[Entries from a dataset of interfaces]
________

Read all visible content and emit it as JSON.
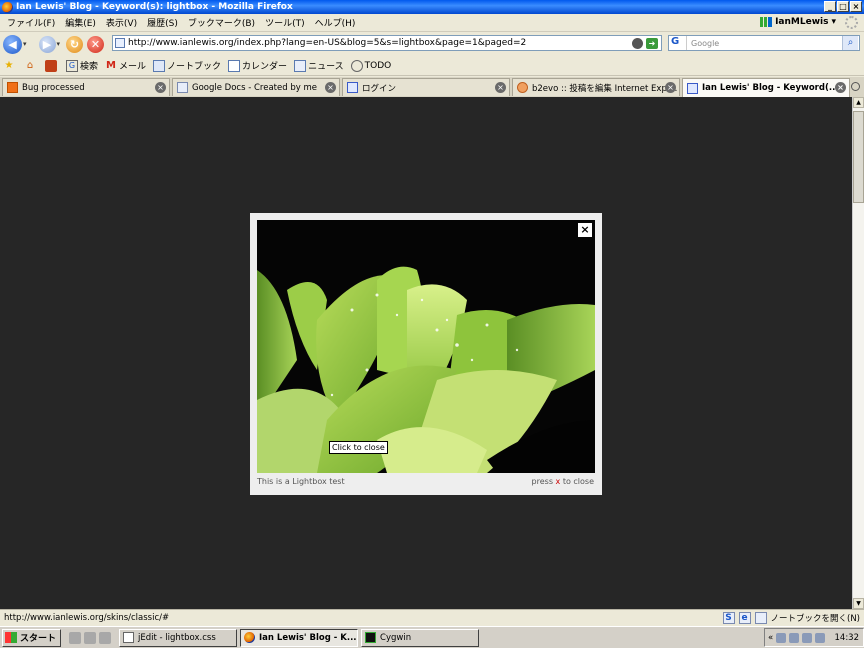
{
  "window": {
    "title": "Ian Lewis' Blog - Keyword(s): lightbox - Mozilla Firefox",
    "buttons": [
      "_",
      "□",
      "×"
    ]
  },
  "menu": {
    "items": [
      "ファイル(F)",
      "編集(E)",
      "表示(V)",
      "履歴(S)",
      "ブックマーク(B)",
      "ツール(T)",
      "ヘルプ(H)"
    ],
    "profile": "IanMLewis"
  },
  "nav": {
    "url": "http://www.ianlewis.org/index.php?lang=en-US&blog=5&s=lightbox&page=1&paged=2",
    "search_placeholder": "Google"
  },
  "bookmarks": [
    {
      "label": "",
      "icon": "star-icon"
    },
    {
      "label": "",
      "icon": "home-icon"
    },
    {
      "label": "",
      "icon": "firefox-icon"
    },
    {
      "label": "検索",
      "icon": "google-icon"
    },
    {
      "label": "メール",
      "icon": "gmail-icon"
    },
    {
      "label": "ノートブック",
      "icon": "notebook-icon"
    },
    {
      "label": "カレンダー",
      "icon": "calendar-icon"
    },
    {
      "label": "ニュース",
      "icon": "news-icon"
    },
    {
      "label": "TODO",
      "icon": "todo-icon"
    }
  ],
  "tabs": [
    {
      "title": "Bug processed",
      "active": false
    },
    {
      "title": "Google Docs - Created by me",
      "active": false
    },
    {
      "title": "ログイン",
      "active": false
    },
    {
      "title": "b2evo :: 投稿を編集 Internet Expl...",
      "active": false
    },
    {
      "title": "Ian Lewis' Blog - Keyword(...",
      "active": true
    }
  ],
  "lightbox": {
    "close": "×",
    "tooltip": "Click to close",
    "caption": "This is a Lightbox test",
    "hint_prefix": "press",
    "hint_key": "x",
    "hint_suffix": "to close"
  },
  "status": {
    "text": "http://www.ianlewis.org/skins/classic/#",
    "notebook": "ノートブックを開く(N)"
  },
  "taskbar": {
    "start": "スタート",
    "tasks": [
      {
        "label": "jEdit - lightbox.css",
        "active": false
      },
      {
        "label": "Ian Lewis' Blog - K...",
        "active": true
      },
      {
        "label": "Cygwin",
        "active": false
      }
    ],
    "tray_prefix": "«",
    "clock": "14:32"
  },
  "colors": {
    "overlay": "#262626",
    "lightbox_bg": "#eeeeee",
    "titlebar": "#0058ee"
  }
}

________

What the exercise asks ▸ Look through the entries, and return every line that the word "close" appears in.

Written answer ▸
    "close": "×",
    "tooltip": "Click to close",
    "hint_suffix": "to close"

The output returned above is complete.